|Name||Formula of the corresponding salts
|Iron(III) chloride hexahydrate||FeCl3·6H2O||Yellow/brown|
|Iron(III) chloride anhydrate||FeCl3||Black|
|Chromium (III) sulfate||Cr2(SO4)3||Dark green|
|Copper(II) sulfate anhydrate||CuSO4||White|
|Copper(II) sulfate pentahydrate||CuSO4·5H2O||Blue|
|Cobalt(II) chloride||CoCl2||Deep blue|
|Cobalt(II) chloride hexahydrate||CoCl2·6H2O||Deep magenta|
|Manganese(II) chloride tetrahydrate||MnCl2·4H2O||Pink|
|Copper(II) chloride dihydrate||CuCl2·2H2O||Blue-green|
|Nickel(II) chloride hexahydrate||NiCl2·6H2O||Green|
Ions in flame
|Copper||Cu||Blue/Green(Often with white flashes)|
|Ozone||O3||very pale blue|
|Fluorine||F2||very pale yellow/brown|
|Chlorine dioxide||ClO2||intense yellow|
|Nitrogen dioxide||NO2||dark brown|
A variety of colors, often similar to the colors found in a flame test, are produced in a bead test, which is a qualitative test for determining metals. A platinum loop is moistened and dipped in a fine powder of the substance in question and borax. The loop with the adhered powders is then heated in a flame until it fuses and the color of the resulting bead observed.
|Metal||Oxidizing flame||Reducing flame|
|Aluminum||colorless (hot and cold), opaque||colorless, opaque|
|Antimony||colorless, yellow or brown (hot)||gray and opaque|
|Bismuth||colorless, yellow or brownish (hot)||gray and opaque|
|Cadmium||colorless||gray and opaque|
|Cerium||red (hot)||colorless (hot and cold)|
|Chromium||Dark yellow (hot), green (cold)||green (hot and cold)|
|Cobalt||blue (hot and cold)||blue (hot and cold)|
|Copper||green (hot), blue (cold)||red, opaque (cold), colorless (hot)|
|Gold||golden (hot), silver (cold)||red (hot and cold)|
|Iron||yellow or brownish red (hot and cold)||green (hot and cold)|
|Lead||colorless, yellow or brownish (hot)||gray and opaque|
|Manganese||violet (hot and cold)||colorless (hot and cold)|
|Molybdenum||colorless||yellow or brown (hot)|
|Nickel||brown, red (cold)||gray and opaque (cold)|
|Silicon||colorless (hot and cold), opaque||colorless, opaque|

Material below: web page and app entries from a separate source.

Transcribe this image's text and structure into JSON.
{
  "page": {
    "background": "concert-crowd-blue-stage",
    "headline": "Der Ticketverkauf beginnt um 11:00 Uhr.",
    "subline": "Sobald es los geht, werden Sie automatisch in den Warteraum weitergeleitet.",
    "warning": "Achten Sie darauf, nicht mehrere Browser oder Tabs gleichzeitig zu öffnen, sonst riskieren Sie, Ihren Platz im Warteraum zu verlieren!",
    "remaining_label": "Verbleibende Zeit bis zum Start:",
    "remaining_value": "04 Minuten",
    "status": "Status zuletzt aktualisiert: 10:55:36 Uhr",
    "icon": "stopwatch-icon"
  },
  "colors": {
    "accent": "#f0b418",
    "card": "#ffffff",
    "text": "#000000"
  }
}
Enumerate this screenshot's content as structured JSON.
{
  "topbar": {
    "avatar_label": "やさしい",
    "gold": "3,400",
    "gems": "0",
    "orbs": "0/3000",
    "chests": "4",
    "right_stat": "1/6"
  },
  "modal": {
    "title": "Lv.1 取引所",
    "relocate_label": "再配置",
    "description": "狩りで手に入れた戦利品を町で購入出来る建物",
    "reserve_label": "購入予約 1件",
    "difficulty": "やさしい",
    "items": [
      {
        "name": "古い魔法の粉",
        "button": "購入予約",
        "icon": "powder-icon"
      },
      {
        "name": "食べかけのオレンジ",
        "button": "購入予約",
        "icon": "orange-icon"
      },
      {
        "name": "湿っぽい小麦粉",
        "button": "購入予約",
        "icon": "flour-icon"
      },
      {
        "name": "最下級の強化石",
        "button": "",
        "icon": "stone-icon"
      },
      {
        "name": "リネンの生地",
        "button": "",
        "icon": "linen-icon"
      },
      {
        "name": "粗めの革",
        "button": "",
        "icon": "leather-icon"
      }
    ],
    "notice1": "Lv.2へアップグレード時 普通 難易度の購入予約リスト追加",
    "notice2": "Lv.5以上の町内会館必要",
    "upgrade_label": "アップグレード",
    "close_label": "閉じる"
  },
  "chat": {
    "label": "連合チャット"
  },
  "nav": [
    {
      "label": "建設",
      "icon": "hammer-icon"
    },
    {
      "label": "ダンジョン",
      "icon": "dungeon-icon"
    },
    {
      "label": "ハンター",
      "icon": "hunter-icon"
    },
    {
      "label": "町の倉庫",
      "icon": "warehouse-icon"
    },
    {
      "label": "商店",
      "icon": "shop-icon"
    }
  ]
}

|Silver||colorless||gray and opaque|
|Tin||colorless (hot and cold), opaque||colorless, opaque|
|Titanium||colorless||yellow (hot), violet (cold)|
|Uranium||Yellow or brownish (hot)||green|